The message of the 2020 Republican National Convention was dark: the radical left is taking over America; to defeat them, Trump has to be re-elected, and right-wingers need to arm themselves to fight back. Before the conference could end, a teenage Trump fan opened fire at a Black Lives Matter protest with a semi-automatic rifle, leaving two protesters dead and another seriously wounded.
To present themselves as a force of stability that can end the purported “chaos” of Black Lives Matter demonstrations, the Republicans are bringing far-right violence into the mainstream, promoting it as the necessary defence against what they paint as an insurgent left.
The night before the shooting, Mark and Patricia McCloskey spoke at the convention. The couple’s only claim to fame is being in a viral video in which they point guns at Black Lives Matter protesters from their Missouri mansion. That the McCloskeys were invited to the convention at all made a clear statement: right-wing whites are right to take up arms against BLM.

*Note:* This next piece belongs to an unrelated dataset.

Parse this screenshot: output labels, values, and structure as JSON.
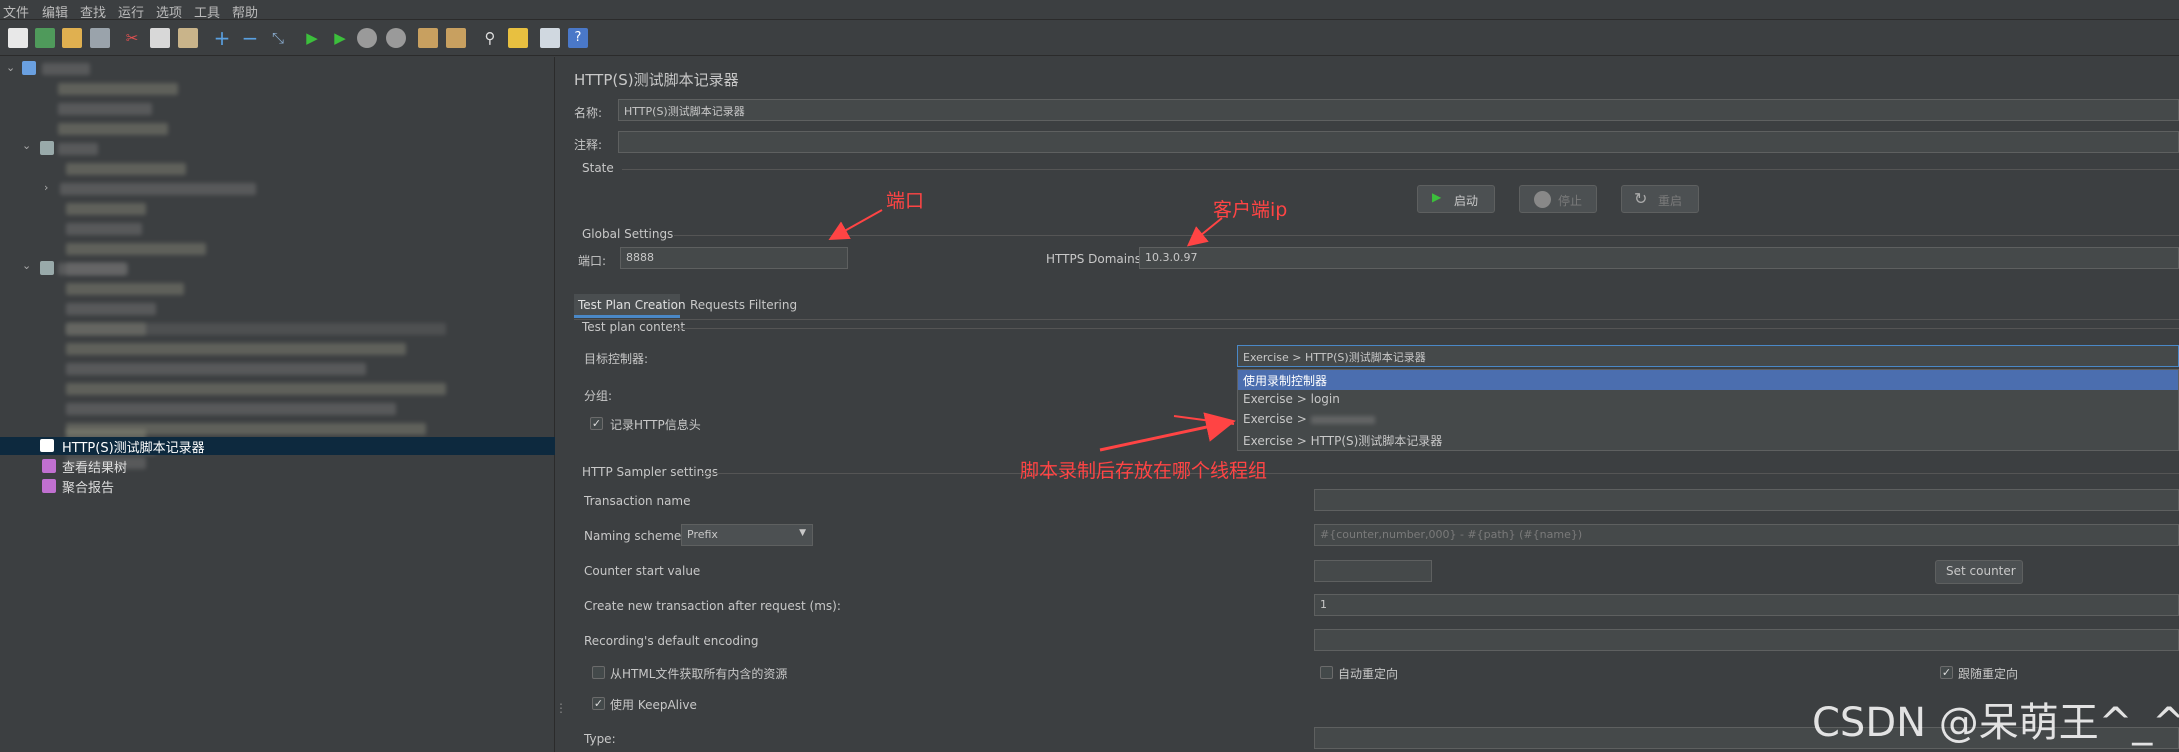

From a darkened room reminiscent of Get Out’s “Sunken Place”, Patricia McCloskey warned viewers that Black Lives Matter protesters could take over their white, middle-class suburbs: “What you saw happen to us could just as easily happen to any of you who are watching from quiet neighbourhoods around our country”. She made a barely cloaked call for conservatives to arm themselves: “America is such a great country that you not only have the right to own a gun and use it to defend yourself, but thousands of Americans will offer you free advice on how to use it”.
The following night, Kyle Rittenhouse, a 17-year-old aspiring cop, walked out of a Black Lives Matter protest in Kenosha, Wisconsin, carrying a semi-automatic rifle. “I just killed someone”, he says in a video of the moment captured by phone. According to witnesses and footage, police let Rittenhouse walk away without arresting him, his firearm still hanging on his shoulder, while witnesses shouted that he had shot someone.
Just days after the shooting, Fox News presenter Tucker Carlson defended Rittenhouse, using arguments identical to those made throughout the Republican Convention: if the Democrats continue to tolerate or cultivate Black Lives Matter, reactionary violence will be the inevitable result. “Kenosha has devolved into anarchy”, Carlson said, “because the authorities in charge of the city abandoned it ... So are we really surprised that looting and arson accelerated to murder? How shocked are we that 17-year-olds with rifles decided they had to maintain order when no one else would?” Carlson’s show is the highest rating cable news program. An audience of around 4.5 million viewers heard his endorsement of murder.
When white nationalists took to the streets of Charlottesville, Virginia, and killed activist Heather Heyer in 2017, some were shocked at the confidence and size of the organised far right. At that time, Trump equivocated, saying there were “very fine people” on both sides of the fascist demonstration and the anti-racist counter-demonstration. This was too much for many Republicans, who, at least publicly, distanced themselves from the president. But now that the Black Lives Matter movement has become a focal point for the Republican electoral strategy, the party seems committed to normalising the politics of Charlottesville.
The convention brought together conservative Republican officials and the fringe elements. Former Tea Party insurgents, now integrated into the Republican establishment, amplified the narrative presented by the McCloskeys: Black Lives Matter represents a rising tide of chaos and socialism that must be resisted at all costs. “To those of you who want to stand up and fight the socialists poisoning our schools and burning our cities”, said Kentucky Senator Rand Paul, “join me in supporting President Trump”.
In his closing speech, Vice President Mike Pence called the Biden campaign a “Trojan horse for the radical left”. The turmoil created by the pandemic, and Trump’s handling of it, mean that the Republicans need to work to win over sections of the white middle class being drawn to Biden in a search for stability. Presenting the Democrats as the face of chaos and creating the impression that there is a need for a stable and authoritarian hand to steady the ship, could keep them onside.
The political strategy has deadly consequences. It has given official approval and a mass audience to the far right’s apocalyptic sense that Black Lives Matter represents social disintegration. It has strengthened the idea that direct action by armed right-wingers may be necessary to wipe out the Black Lives Matter movement.
In the days before the Kenosha shooting, right-wing militias patrolled the streets, threatening protesters. Footage shows local police thanking them for their presence and throwing them water bottles. That local law enforcement can work so comfortably with armed fascist gangs, or that a prominent media commentator can sympathise with a right-wing murderer, is a testament to the interaction between mainstream conservatism and extreme reactionary violence.
The health crisis has killed more than 180,000 people in the United States. The country is plunging further into the worst economic crisis since the Great Depression. The Republican establishment is now encouraging its right-wing audience to accept and celebrate armed “resistance” to the struggle for racial justice. The convention, and the tragic shooting that accompanied it, are a warning of things to come.